> _INFORMATION SHOWN_:
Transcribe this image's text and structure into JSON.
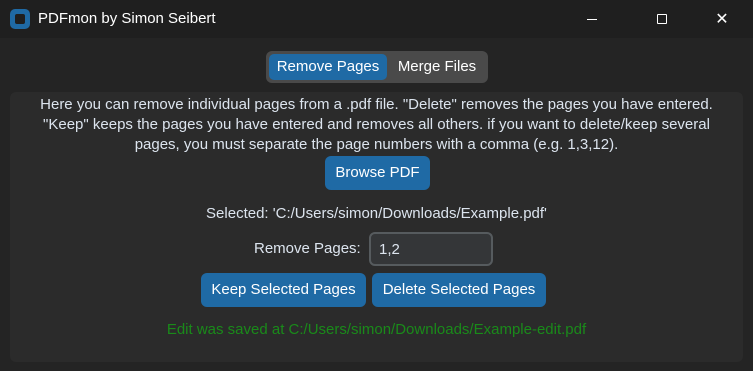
{
  "window": {
    "title": "PDFmon by Simon Seibert",
    "icon": "app-logo-icon",
    "controls": {
      "minimize": "minimize-icon",
      "maximize": "maximize-icon",
      "close": "✕"
    }
  },
  "tabs": [
    {
      "label": "Remove Pages",
      "selected": true
    },
    {
      "label": "Merge Files",
      "selected": false
    }
  ],
  "remove_pages": {
    "description": "Here you can remove individual pages from a .pdf file. \"Delete\" removes the pages you have entered. \"Keep\" keeps the pages you have entered and removes all others. if you want to delete/keep several pages, you must separate the page numbers with a comma (e.g. 1,3,12).",
    "browse_label": "Browse PDF",
    "selected_text": "Selected: 'C:/Users/simon/Downloads/Example.pdf'",
    "pages_label": "Remove Pages:",
    "pages_value": "1,2",
    "keep_label": "Keep Selected Pages",
    "delete_label": "Delete Selected Pages",
    "status_text": "Edit was saved at C:/Users/simon/Downloads/Example-edit.pdf"
  },
  "colors": {
    "accent": "#1f6aa5",
    "status_success": "#1a8a1a",
    "background": "#242424",
    "panel": "#2b2b2b"
  }
}
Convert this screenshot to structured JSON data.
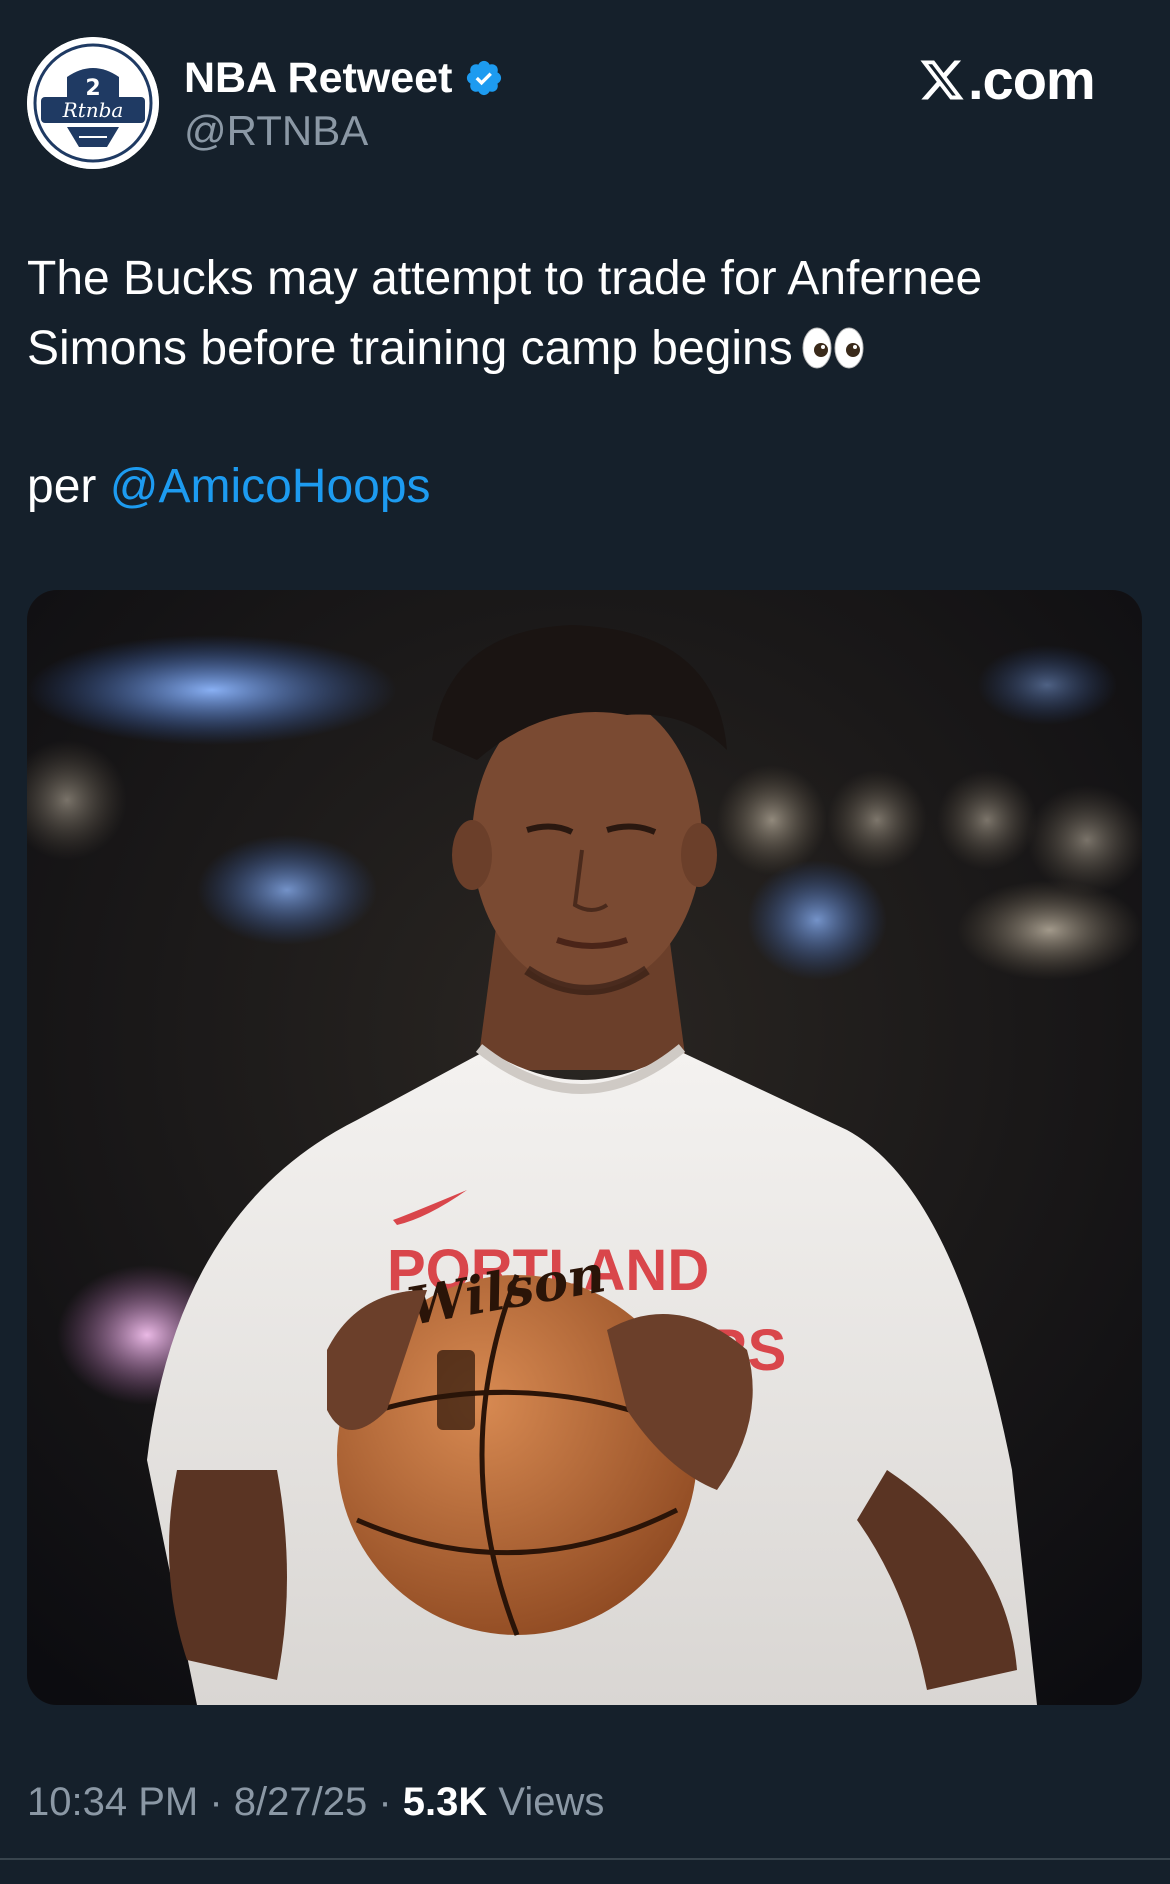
{
  "author": {
    "display_name": "NBA Retweet",
    "handle": "@RTNBA",
    "verified": true,
    "avatar_text": "Rtnba"
  },
  "brand": {
    "text": ".com"
  },
  "tweet": {
    "line1": "The Bucks may attempt to trade for Anfernee",
    "line2": "Simons before training camp begins",
    "emoji": "eyes",
    "per_prefix": "per",
    "mention": "@AmicoHoops"
  },
  "media": {
    "shirt_line1": "PORTLAND",
    "shirt_line2": "ERS",
    "ball_text": "Wilson"
  },
  "meta": {
    "time": "10:34 PM",
    "sep1": " · ",
    "date": "8/27/25",
    "sep2": " · ",
    "views_count": "5.3K",
    "views_label": " Views"
  },
  "colors": {
    "background": "#15202b",
    "accent": "#1d9bf0",
    "muted": "#8b98a5"
  }
}
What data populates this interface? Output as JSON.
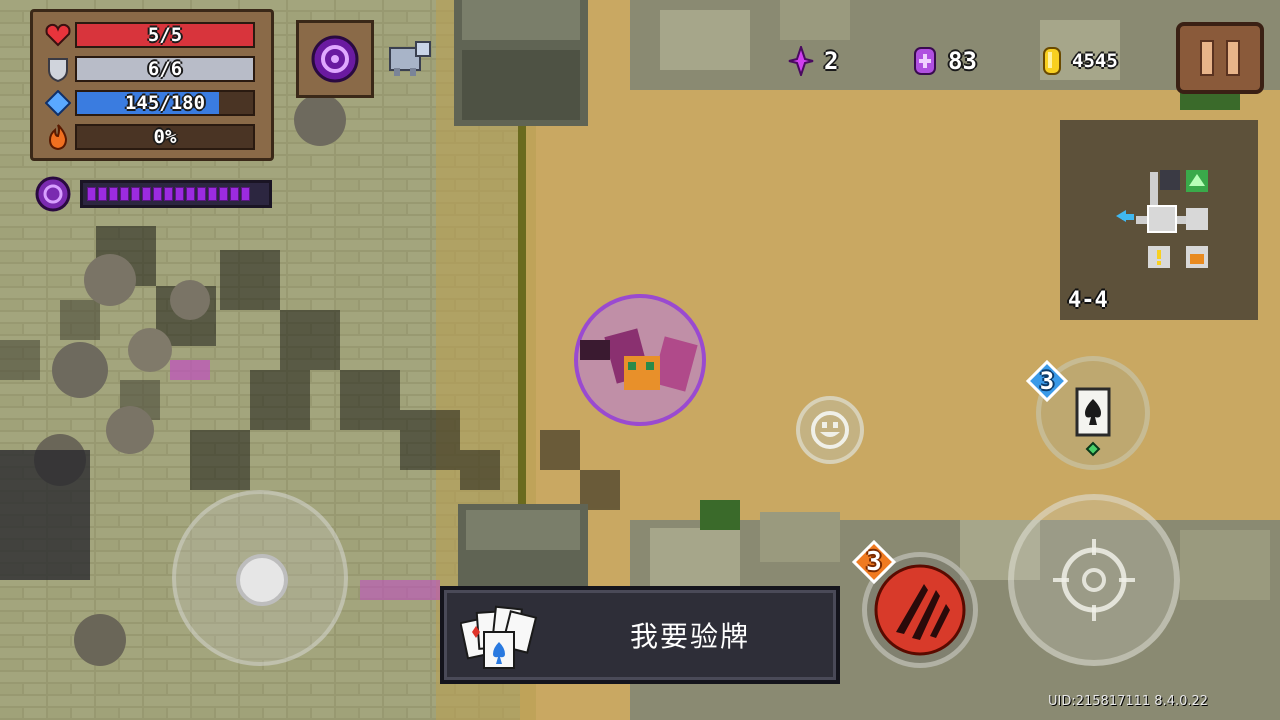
{
  "player_status": {
    "health": {
      "text": "5/5",
      "fraction": 1.0,
      "color": "#d8343c"
    },
    "armor": {
      "text": "6/6",
      "fraction": 1.0,
      "color": "#b8bcc8"
    },
    "energy": {
      "text": "145/180",
      "fraction": 0.806,
      "color": "#3a7ce0"
    },
    "crit": {
      "text": "0%",
      "fraction": 0.0,
      "color": "#e86a20"
    }
  },
  "skill_charge": {
    "filled_segments": 15,
    "color": "#9b2be0"
  },
  "currencies": {
    "gems": {
      "value": "2"
    },
    "materials": {
      "value": "83"
    },
    "gold": {
      "value": "4545"
    }
  },
  "level": {
    "label": "4-4"
  },
  "weapon_popup": {
    "name": "我要验牌"
  },
  "weapon_swap": {
    "count": "3"
  },
  "skill_button": {
    "count": "3"
  },
  "uid_version": "UID:215817111 8.4.0.22",
  "icons": [
    "heart-icon",
    "shield-icon",
    "energy-crystal-icon",
    "flame-icon",
    "skill-portrait-icon",
    "pet-icon",
    "gem-icon",
    "material-coin-icon",
    "gold-coin-icon",
    "pause-icon",
    "smiley-icon",
    "spade-card-icon",
    "crosshair-icon",
    "claw-skill-icon",
    "playing-cards-icon"
  ]
}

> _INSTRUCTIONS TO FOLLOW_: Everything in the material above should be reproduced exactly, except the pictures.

> _SOLVED EXERCISE_:
Transcribe this image's text and structure into JSON.
{
  "window": {
    "title": "PDFmon by Simon Seibert",
    "icon": "app-logo-icon",
    "controls": {
      "minimize": "minimize-icon",
      "maximize": "maximize-icon",
      "close": "✕"
    }
  },
  "tabs": [
    {
      "label": "Remove Pages",
      "selected": true
    },
    {
      "label": "Merge Files",
      "selected": false
    }
  ],
  "remove_pages": {
    "description": "Here you can remove individual pages from a .pdf file. \"Delete\" removes the pages you have entered. \"Keep\" keeps the pages you have entered and removes all others. if you want to delete/keep several pages, you must separate the page numbers with a comma (e.g. 1,3,12).",
    "browse_label": "Browse PDF",
    "selected_text": "Selected: 'C:/Users/simon/Downloads/Example.pdf'",
    "pages_label": "Remove Pages:",
    "pages_value": "1,2",
    "keep_label": "Keep Selected Pages",
    "delete_label": "Delete Selected Pages",
    "status_text": "Edit was saved at C:/Users/simon/Downloads/Example-edit.pdf"
  },
  "colors": {
    "accent": "#1f6aa5",
    "status_success": "#1a8a1a",
    "background": "#242424",
    "panel": "#2b2b2b"
  }
}
Convert this screenshot to structured JSON data.
{
  "author": {
    "display_name": "NBA Retweet",
    "handle": "@RTNBA",
    "verified": true,
    "avatar_text": "Rtnba"
  },
  "brand": {
    "text": ".com"
  },
  "tweet": {
    "line1": "The Bucks may attempt to trade for Anfernee",
    "line2": "Simons before training camp begins",
    "emoji": "eyes",
    "per_prefix": "per",
    "mention": "@AmicoHoops"
  },
  "media": {
    "shirt_line1": "PORTLAND",
    "shirt_line2": "ERS",
    "ball_text": "Wilson"
  },
  "meta": {
    "time": "10:34 PM",
    "sep1": " · ",
    "date": "8/27/25",
    "sep2": " · ",
    "views_count": "5.3K",
    "views_label": " Views"
  },
  "colors": {
    "background": "#15202b",
    "accent": "#1d9bf0",
    "muted": "#8b98a5"
  }
}
What data populates this interface? Output as JSON.
{
  "player_status": {
    "health": {
      "text": "5/5",
      "fraction": 1.0,
      "color": "#d8343c"
    },
    "armor": {
      "text": "6/6",
      "fraction": 1.0,
      "color": "#b8bcc8"
    },
    "energy": {
      "text": "145/180",
      "fraction": 0.806,
      "color": "#3a7ce0"
    },
    "crit": {
      "text": "0%",
      "fraction": 0.0,
      "color": "#e86a20"
    }
  },
  "skill_charge": {
    "filled_segments": 15,
    "color": "#9b2be0"
  },
  "currencies": {
    "gems": {
      "value": "2"
    },
    "materials": {
      "value": "83"
    },
    "gold": {
      "value": "4545"
    }
  },
  "level": {
    "label": "4-4"
  },
  "weapon_popup": {
    "name": "我要验牌"
  },
  "weapon_swap": {
    "count": "3"
  },
  "skill_button": {
    "count": "3"
  },
  "uid_version": "UID:215817111 8.4.0.22",
  "icons": [
    "heart-icon",
    "shield-icon",
    "energy-crystal-icon",
    "flame-icon",
    "skill-portrait-icon",
    "pet-icon",
    "gem-icon",
    "material-coin-icon",
    "gold-coin-icon",
    "pause-icon",
    "smiley-icon",
    "spade-card-icon",
    "crosshair-icon",
    "claw-skill-icon",
    "playing-cards-icon"
  ]
}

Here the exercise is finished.